Joe Milton's transfer sets the stage for a fascinating QB battle: Cade McNamara vs. JJ McCarthy
Joe Milton has entered the transfer portal, becoming the sixth quarterback to transfer out of the Michigan football program since Jim Harbaugh took over prior to the 2015 season.
So, needless to say, a QB transferring out of Ann Arbor shouldn’t come as a major surprise. In fact, it should probably be expected on a semi-annual basis.
Now that the former 4-star 2017 recruit has chosen to move on, it’s time to take a look at what could be one of the most exciting QB battles during Harbaugh’s tenure: Redshirt sophomore Cade McNamara vs. true freshman JJ McCarthy.
In 2020, McNamara essentially took over the starting job before suffering a shoulder injury against Penn State. Before the setback, McNamara was known for leading the Wolverines to a 48-42 triple-overtime win over Rutgers, which led 17-0 in the first half.
Sure, a 2-4 finish wasn’t ideal for Michigan, but finding its next presumed starter happened to be a blessing in disguise. The QB position has been amiss for a few years, so Harbaugh probably felt good knowing that he had a solid leader ready to go for the 2021 season – that being McNamara.
In just 4 games, McNamara completed 60.6% of his passes for 425 yards and 5 TDs – and he didn’t throw a single interception. The 6-1, 205-pounder also displayed leadership qualities, rallying his teammates throughout the season.
Particularly prior to the Penn State game
“Let’s f-ing build on this sh-t boys!” McNamara famously said after beating Rutgers. “Let’s f-ing get it! What happens if we win out, huh? Who’s going to remember all the f-ing games before this, man? We win out, we did our job. We said we were going to win out – let’s f-ing do it.”

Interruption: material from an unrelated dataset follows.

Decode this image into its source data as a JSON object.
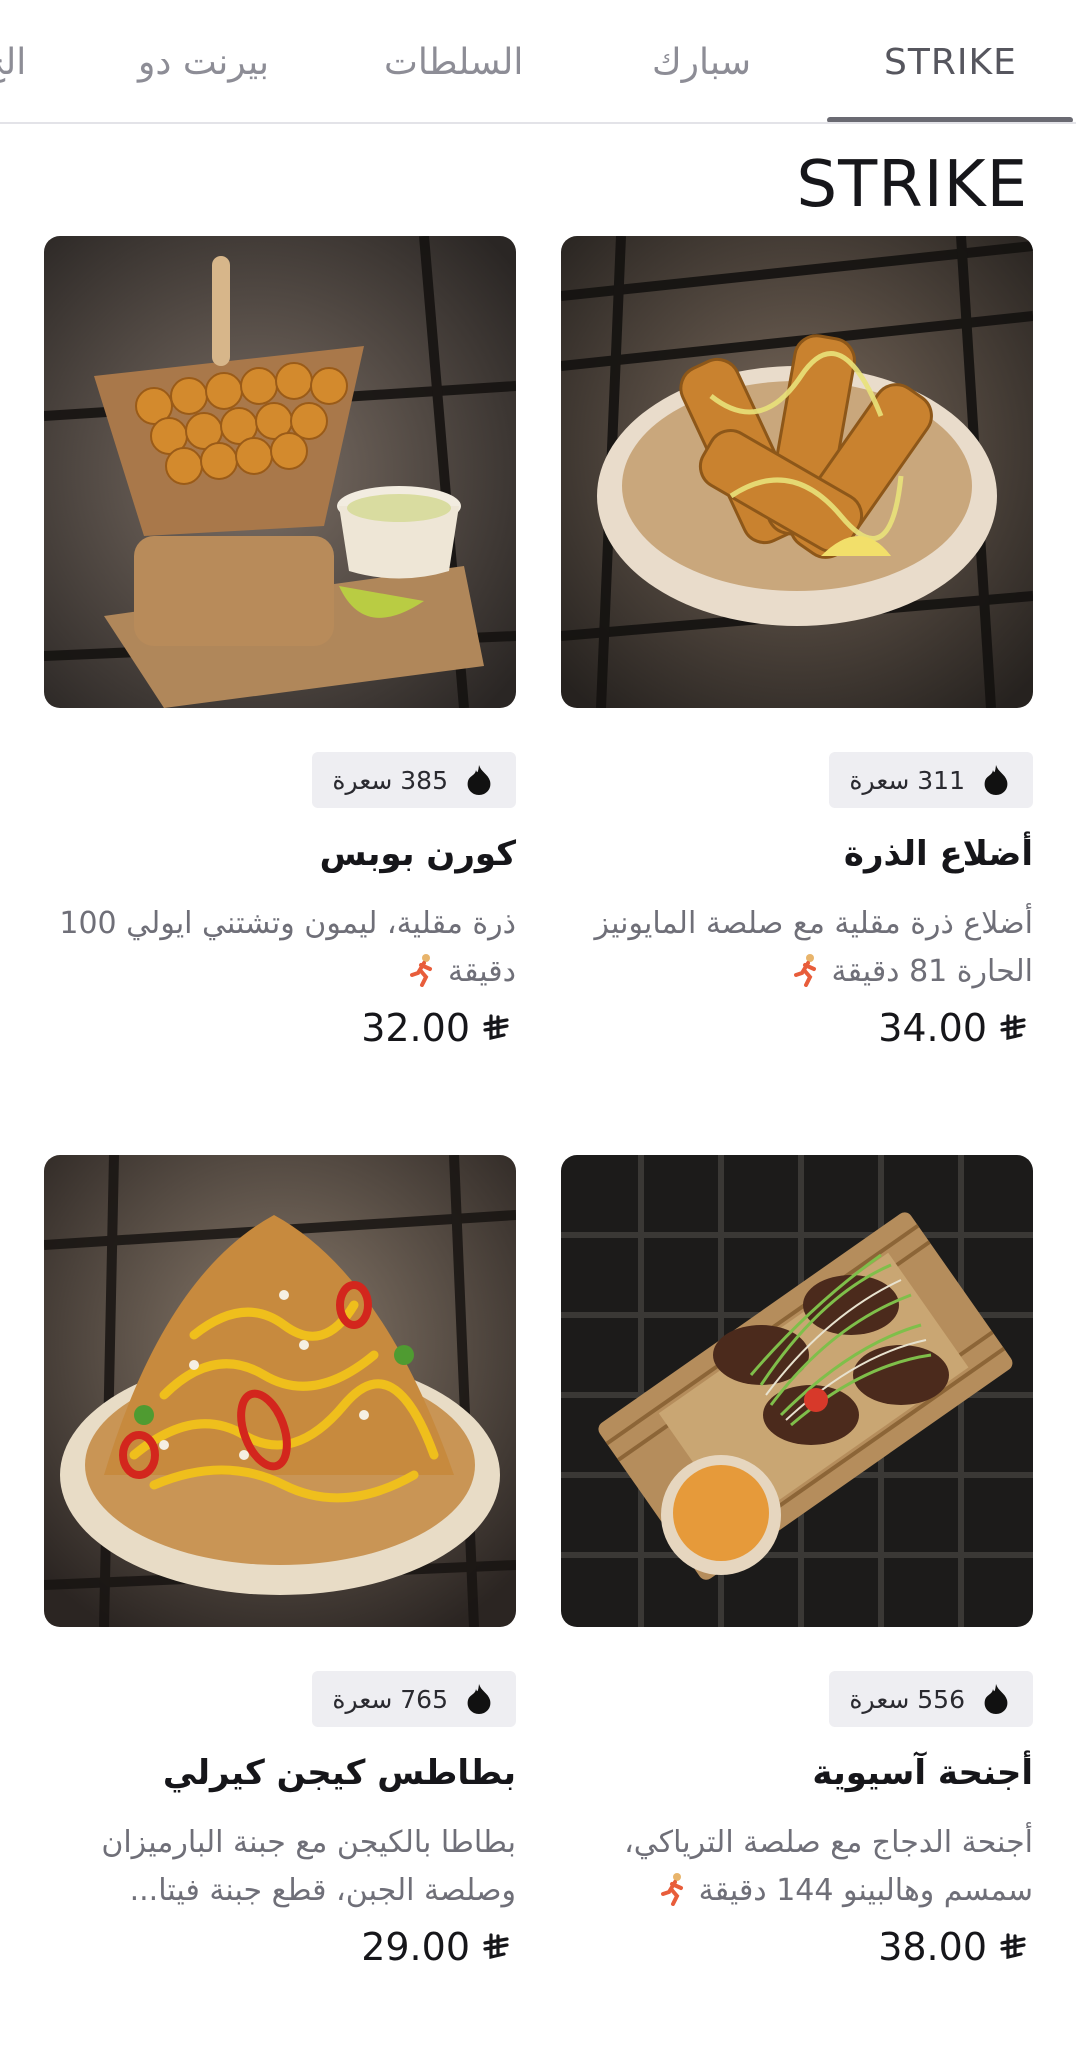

That video has since been removed from the interwebs, but you get the hint: McNamara is a fiery competitor who knows how to motivate.

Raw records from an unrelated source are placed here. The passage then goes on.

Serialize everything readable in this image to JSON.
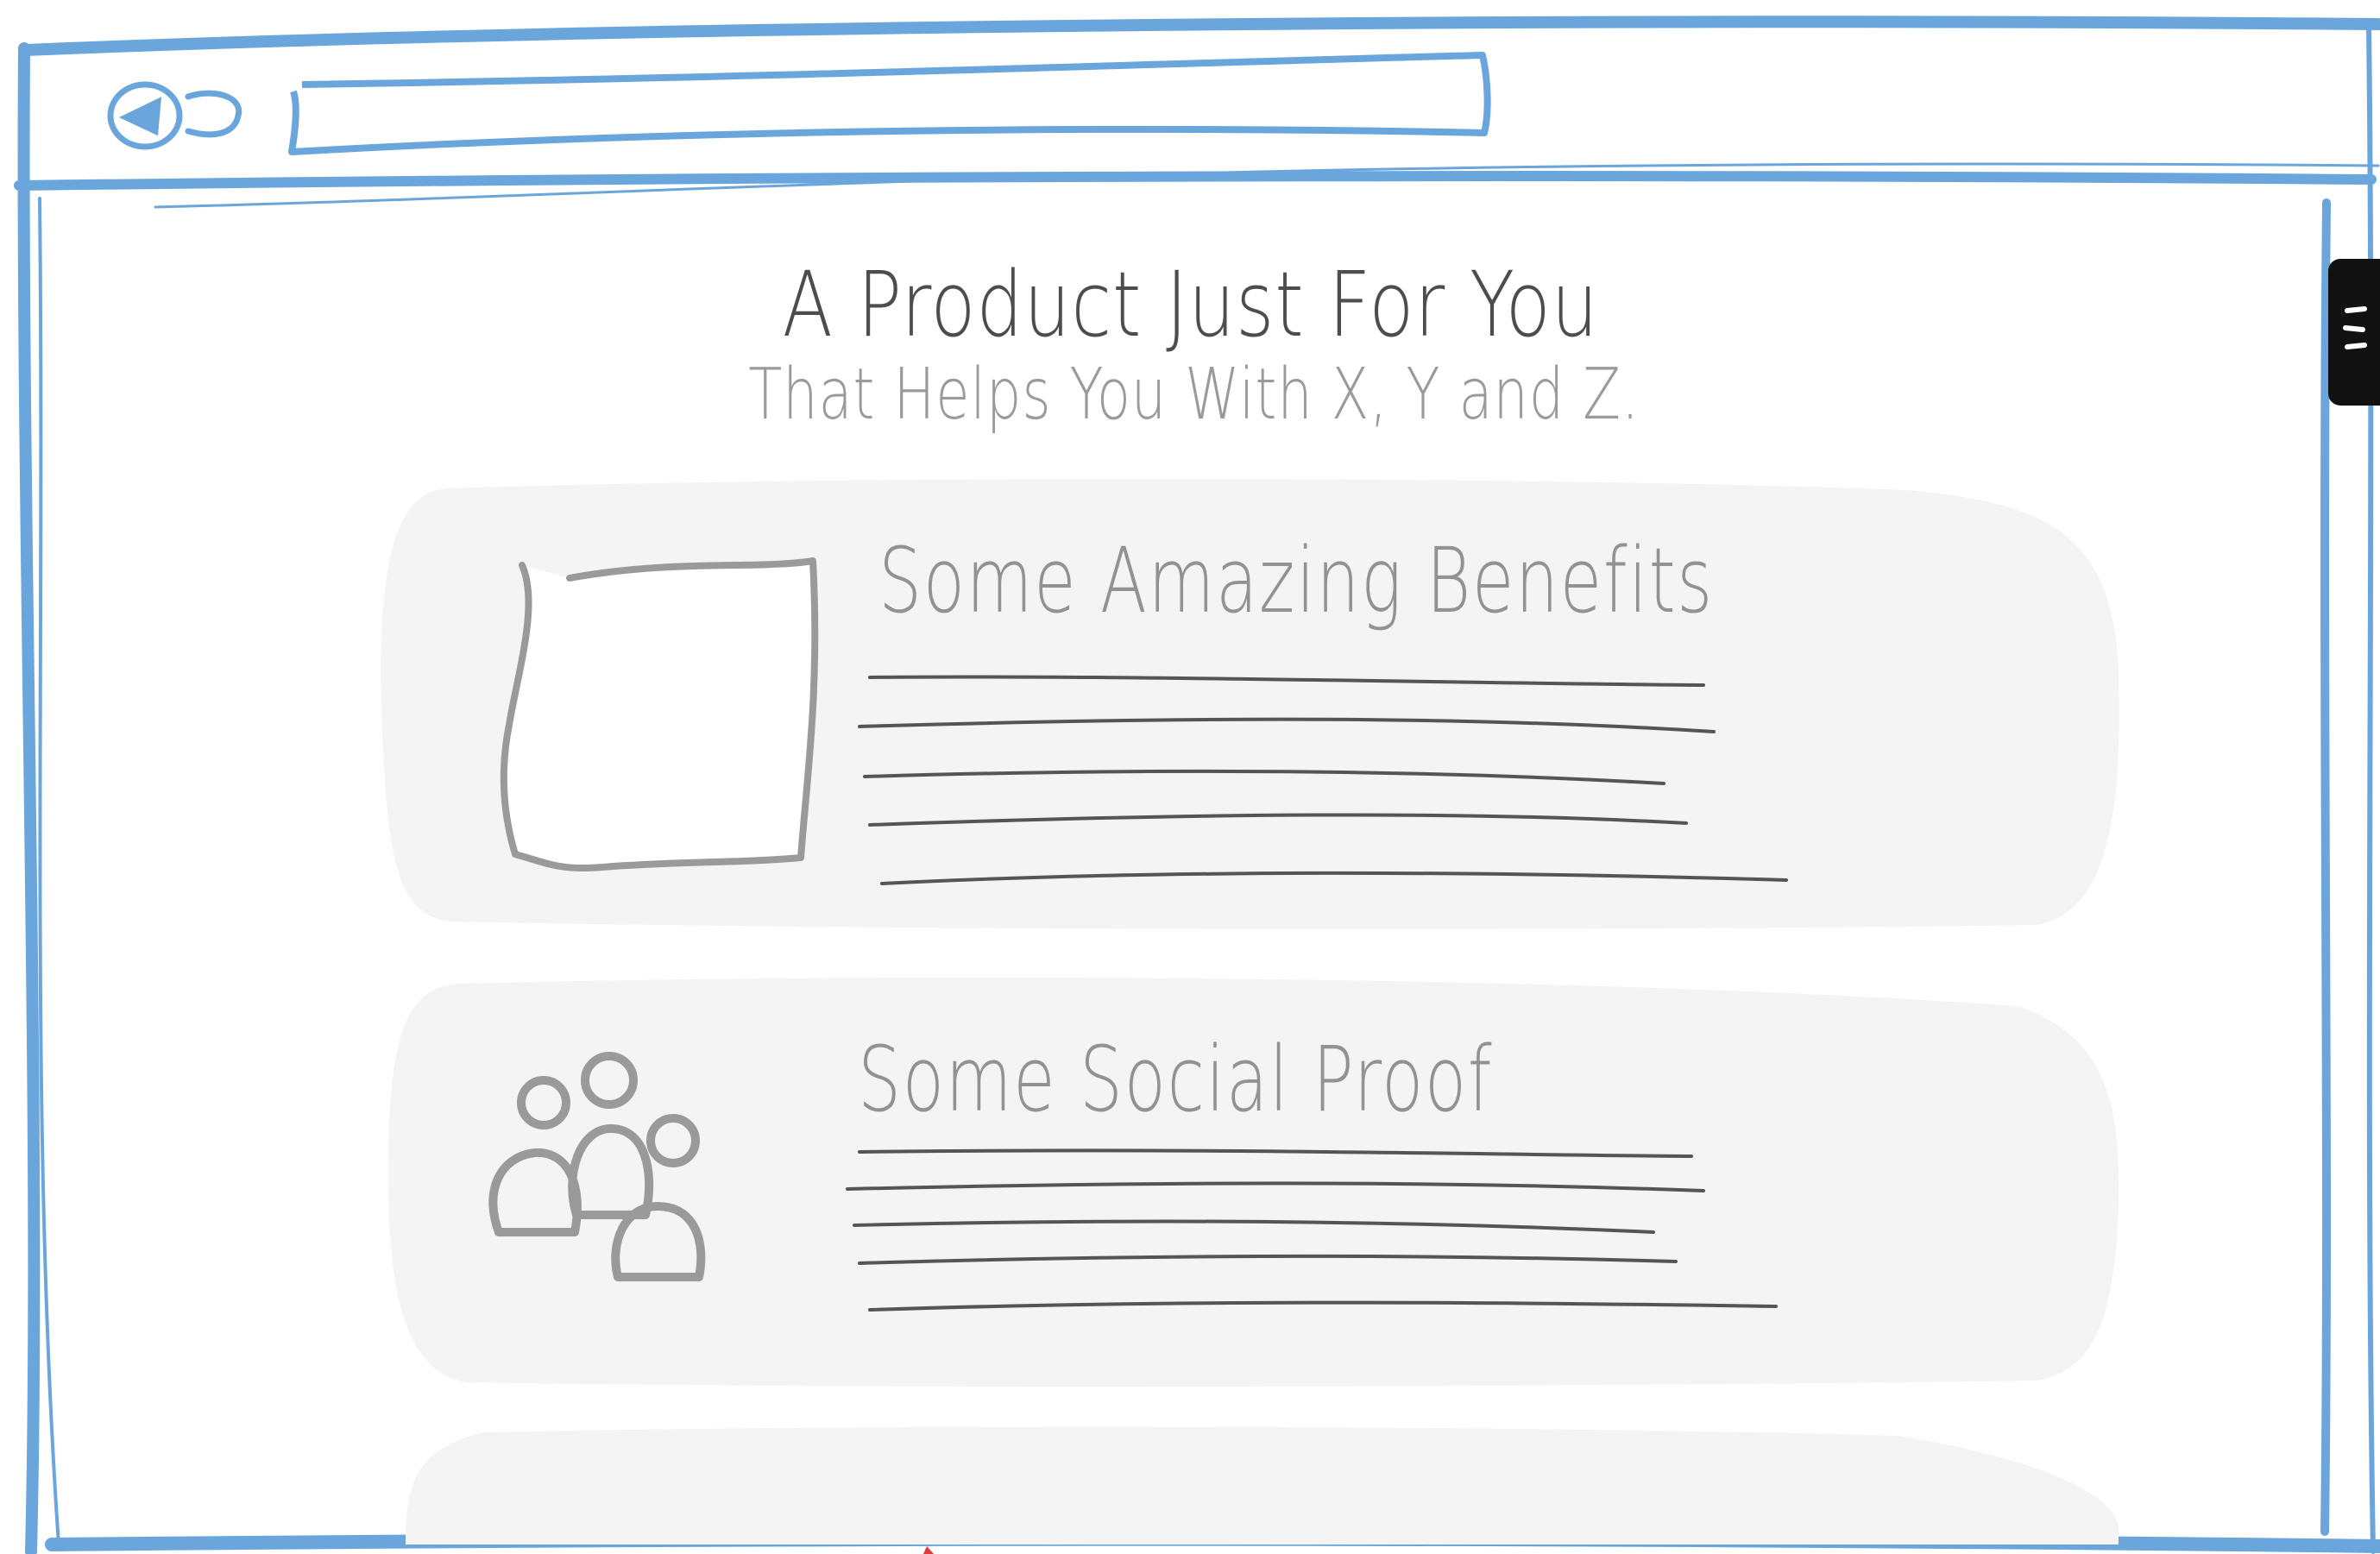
{
  "page": {
    "headline": "A Product Just For You",
    "subheadline": "That Helps You With X, Y and Z."
  },
  "cards": [
    {
      "title": "Some Amazing Benefits",
      "icon": "image-placeholder-icon"
    },
    {
      "title": "Some Social Proof",
      "icon": "users-group-icon"
    }
  ],
  "icons": {
    "back": "back-arrow-icon",
    "reload": "reload-icon",
    "menu": "hamburger-menu-icon"
  },
  "colors": {
    "frame": "#6aa6dc",
    "card_bg": "#f4f4f4",
    "sketch_gray": "#9a9a9a",
    "text_dark": "#4d4d4d",
    "line_dark": "#555555"
  }
}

McCarthy is cut from similar cloth, though.
During an exclusive interview with Saturday Tradition in November, the No. 21 ranked player of 2021 – also the No. 2 pro-style QB – spoke with determination and desire. He wants to win. He was bred to overcome obstacles and achieve greatness.

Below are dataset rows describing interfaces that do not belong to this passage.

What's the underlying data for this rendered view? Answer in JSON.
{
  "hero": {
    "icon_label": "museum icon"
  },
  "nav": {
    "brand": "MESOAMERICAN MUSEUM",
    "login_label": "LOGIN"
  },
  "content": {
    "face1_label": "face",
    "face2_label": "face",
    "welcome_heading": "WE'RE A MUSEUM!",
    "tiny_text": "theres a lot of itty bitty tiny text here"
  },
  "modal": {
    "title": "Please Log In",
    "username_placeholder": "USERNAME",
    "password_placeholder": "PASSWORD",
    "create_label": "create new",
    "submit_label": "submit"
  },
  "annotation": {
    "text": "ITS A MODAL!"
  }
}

“I believe I was just kind of born with it, just with the sports I’ve played and the position and the experiences that I’ve gone through,” McCarthy said. “Playing quarterback – you are – you’re supposed to be the leader, and it’s the job you take when you say you’re going to be playing quarterback. When I made the decision to play the position that I love, I was signing up for the role that was needed to win games; the role Michael Jordan played. Kobe. Tom Brady. Russell Wilson. Pretty much every leader out there. I would consistently and constantly study them and their mindsets.”
It’s not like McCarthy and McNamara are that different from anyone competing at a high level – there are leaders on every team with the exact mindset as Michigan’s top two quarterbacks. However, there is no such thing as too much leadership, so the Wolverines are in an ideal position with their two youngsters.
Harbaugh hasn’t had a ton of luck with quarterbacks at UM. His top two, so far, have been Jake Rudock, who transferred from Iowa, and Wilton Speight, a 2-year starter who ended up at UCLA for his final year of eligibility.
In 2020, Milton had to be the man in order for the public to truly believe in Harbaugh’s QB-whispering skills – you know, the skills that help mold Andrew Luck at Stanford. Milton fell flat, leaving Harbaugh on the search for another “next” QB.
McNamara’s emergence was a bonus, really. McCarthy has been viewed as “next” ever since he committed to the Wolverines 2 years ago. At roughly 6-1 and 205 pounds, both candidates are essentially the same size. They’re both athletic and charismatic in their own ways.
McNamara is regarded as the greatest high school QB to ever come out of Nevada, while McCarthy is touted as one of the greatest – regardless of position – from Illinois’ prep ranks.
It’s been a decade since a true freshman has started at QB for Michigan, and Harbaugh has never started a true freshman while in Ann Arbor. Given that, it’s easy to project McNamara as the leader heading into spring practice, which begins Monday, Feb. 22.
They’ll have 15 practice sessions to figure out who’s the man heading into fall, and then the season will sort the rest out for the Wolverines, who have been one star QB away from truly competing for a Big Ten title.